Outnumbered hosts claim Trump didn't threaten a shut down "if we don't get what we want," moments after he did just that

Outnumbered hosts claim Trump didn't threaten a shut down "if we don't get what we want," moments after he did just that

President Trump: "If we don't get what we want... I will shut down the government. Absolutely, and I am proud."

Video ››› ››› MEDIA MATTERS STAFF

Harris Faulker and Melissa Francis, two of the co-hosts on Fox News' Outnumbered, vehemently denied that President Donald Trump threatened to shut down the government unless he gets what he wants in negotiations with congressional leaders. Fellow co-host Marie Harf noted that during a meeting with Senate Minority Leader Chuck Schumer (D-NY) and House Minority Leader Nancy Pelosi (D-CA) (who will likely be the speaker of the House in January), Trump said he would accept blame for a government shutdown if he did not get what he wanted from the Democratic leaders. Francis and Faulkner responded by arguing, "That's not what he said." 

In reality, the president told Schumer, "If we don't get what we want, one way or the other, whether it's through you, through a military, through anything you want to call, I will shut down the government. "

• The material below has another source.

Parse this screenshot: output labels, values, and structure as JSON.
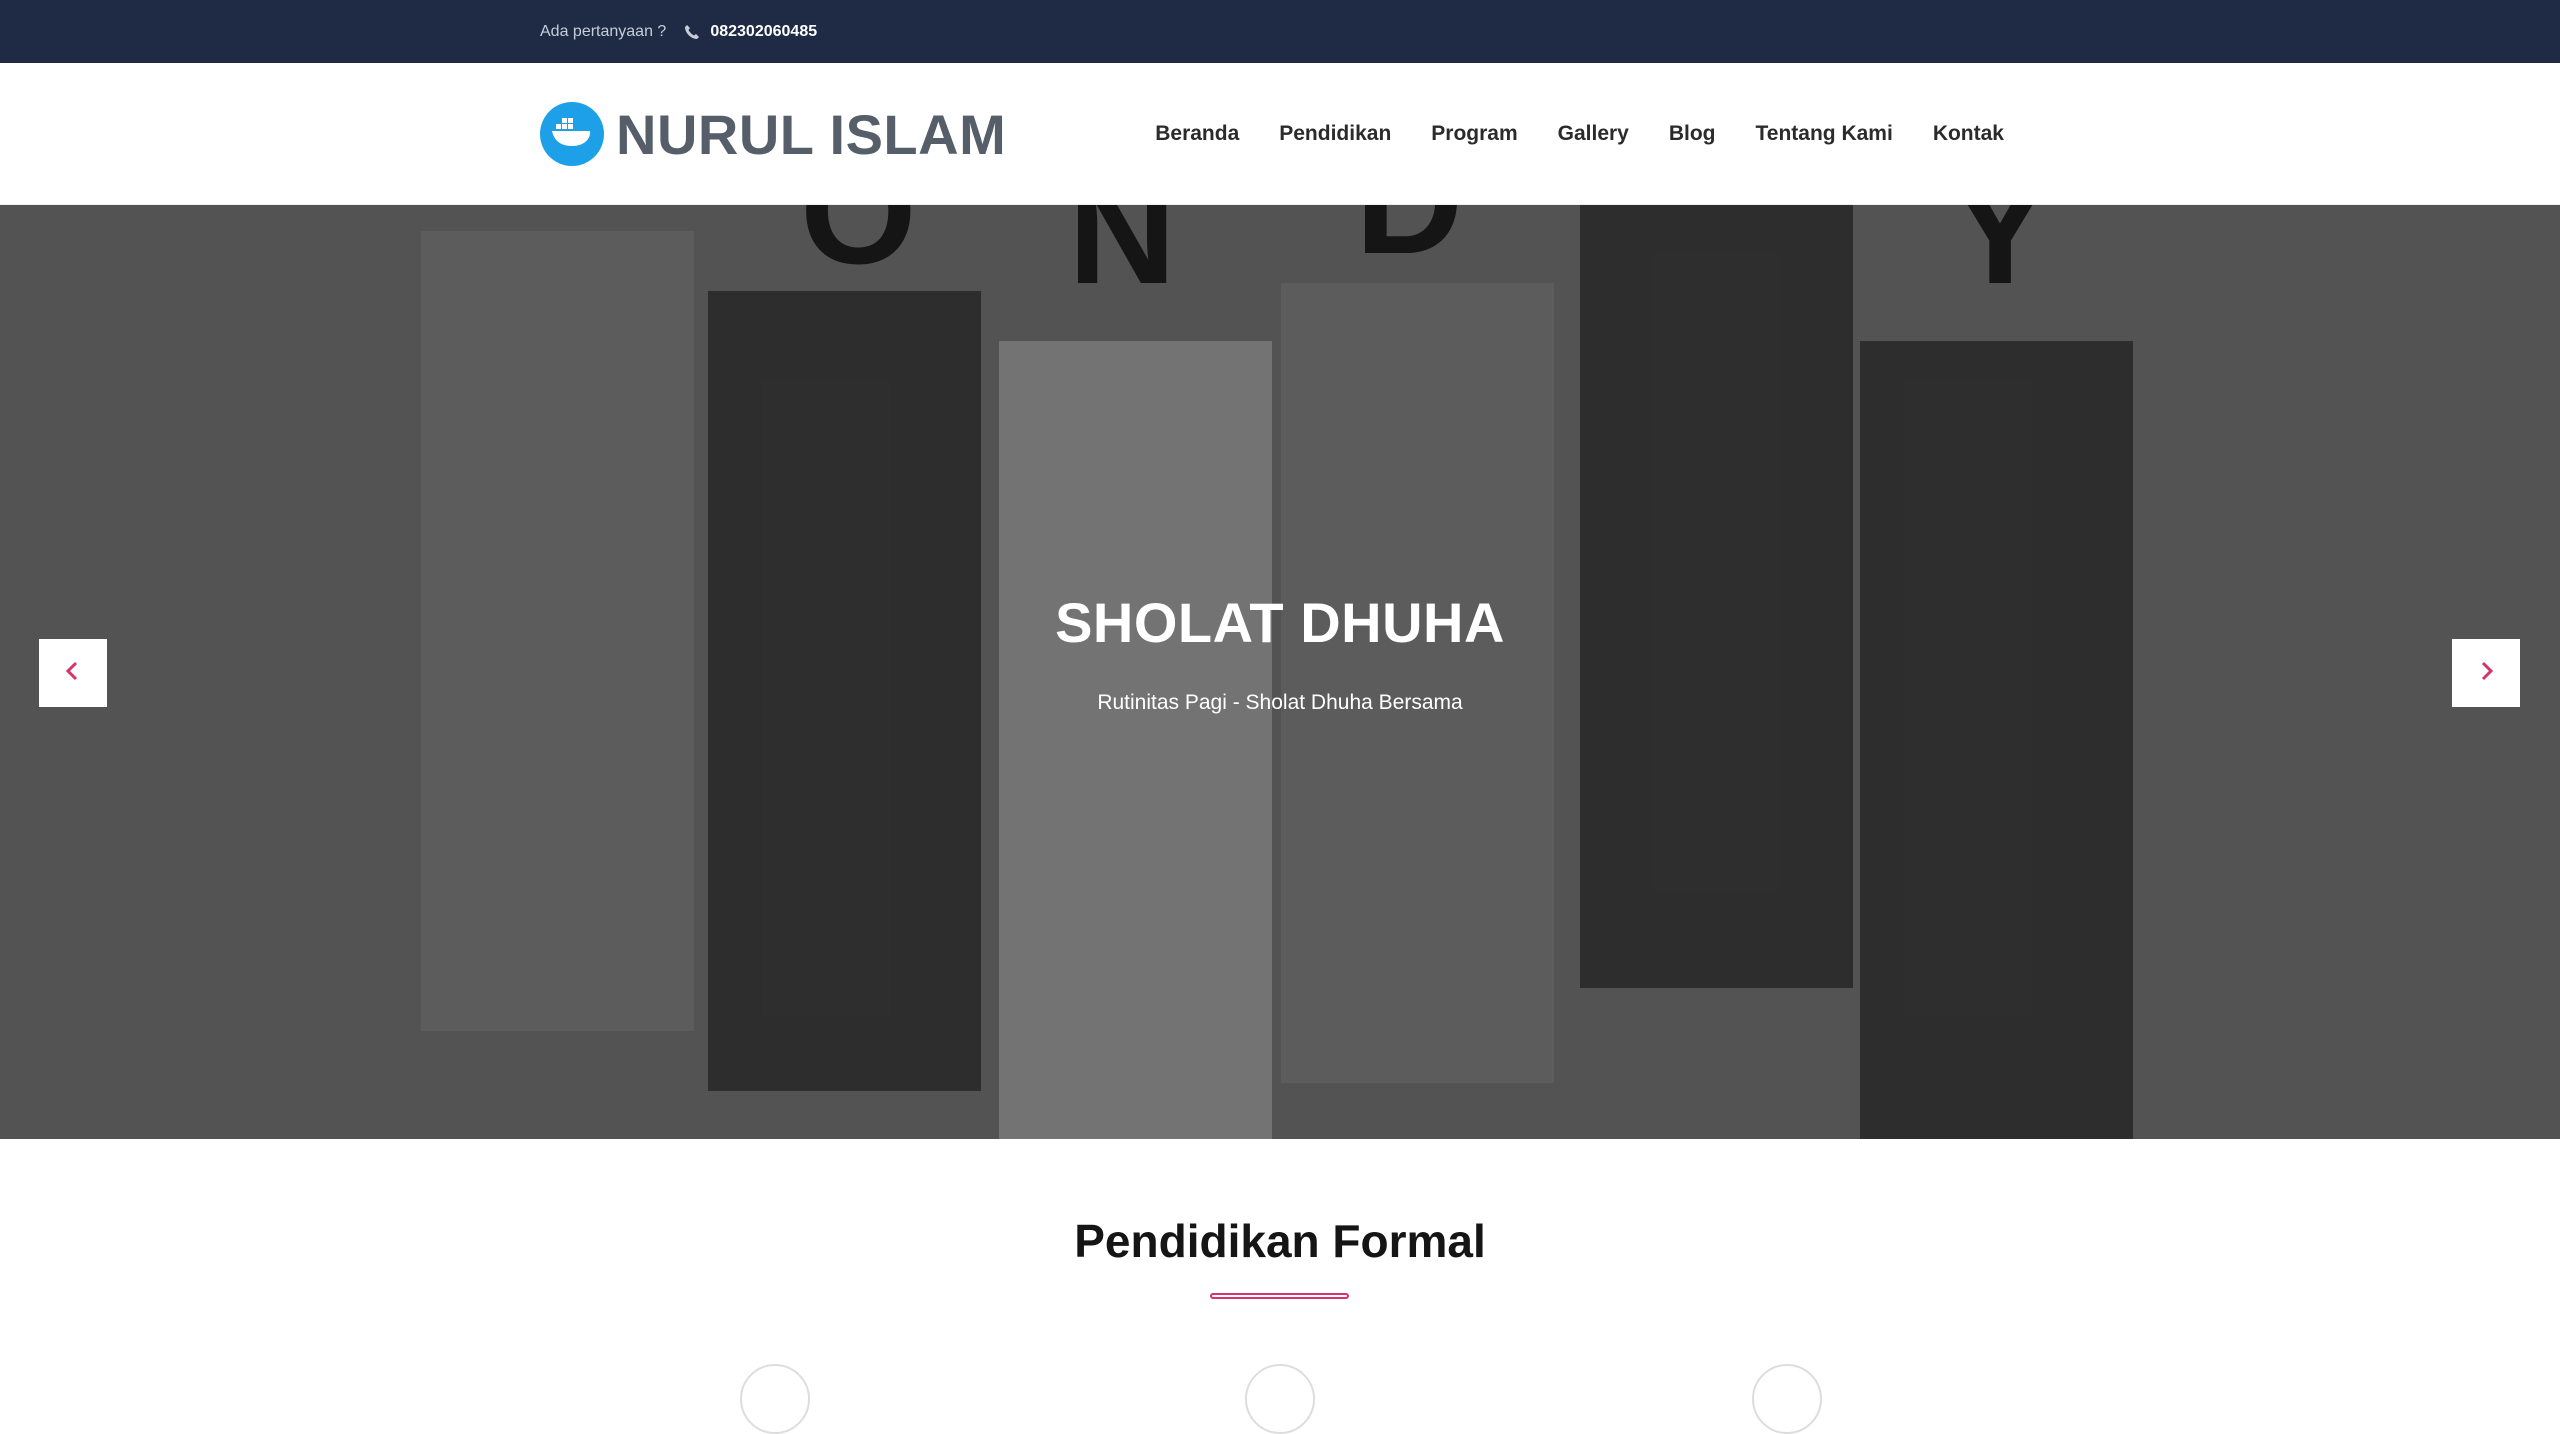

From the December 11 edition of Fox News' Outnumbered:  

Loading the player reg...

HARRIS FAULKNER (CO-HOST): Alright, so, you had the Democrats in the room. And who didn't you want to be? Maybe Vice President Pence because he was just -- it was like watching a tennis match back and forth. How do you think your political side did? 

MARIE HARF (CO-HOST): I think they stood up to the president quite strongly, which I like in a couple of ways. When the president tried to sort of go back and forth with [Rep.] Nancy Pelosi, they engaged with him. The most important thing I heard from Democrats was when [Sen.] Chuck Schumer said, we have a deal that the Democrats and the Republicans both support to avoid a shutdown. That's why we're here. It's not to fix the immigration system writ large, it's to avoid a shutdown. We can pass it in a bipartisan manner, get it to your desk today. And the president said, I'll accept the blame. If it's not what I want -- it's not what I want -- I will let it shut down.

FAULKER: That's not what he said. 

MELISSA FRANCIS (CO-HOST): That's not what he said.

HARF: That's exactly what he said.

FRANCIS: Let me get into the conversation today. 

HARF: That's exactly what he said.

FRANCIS: No, what he said was that we all want border security. And he said, yes, I will take a shutdown if you guys will not pass border security. Doesn't everyone want border security?

HARF: As he defines it.

FRANCIS: It's about the semantics of it. As you define it, as he defines it, as Chuck and Nancy define it, and it is such BS. I think everybody in the audience just wants to call BS on the whole thing because we all know you're not talking about a wall versus not a wall. They're talking about the same thing. Enhanced border security all over the place. Why don't we call it a big fuzzy teddy bear? So that we don't have to fight over the word "wall" anymore. I mean it was ridiculous but it was nice rather than having people go to the microphone and stand there and just pontificate, to see them actually go back and forth and call each other out -- I thought was really instructive and fantastic. 

Previously: 

Laura Ingraham: Trump should shut down the government because if he doesn't "get this wall built... we've lost the country anyway"

Fox & Friends guest encourages a GOP government shutdown for Trump's border wall: "Shut down government"

When Trump told Fox that presidents were to blame for government shutdowns

We've changed our commenting system to Disqus.
Instructions for signing up and claiming your comment history are located here.
Updated rules for commenting are here.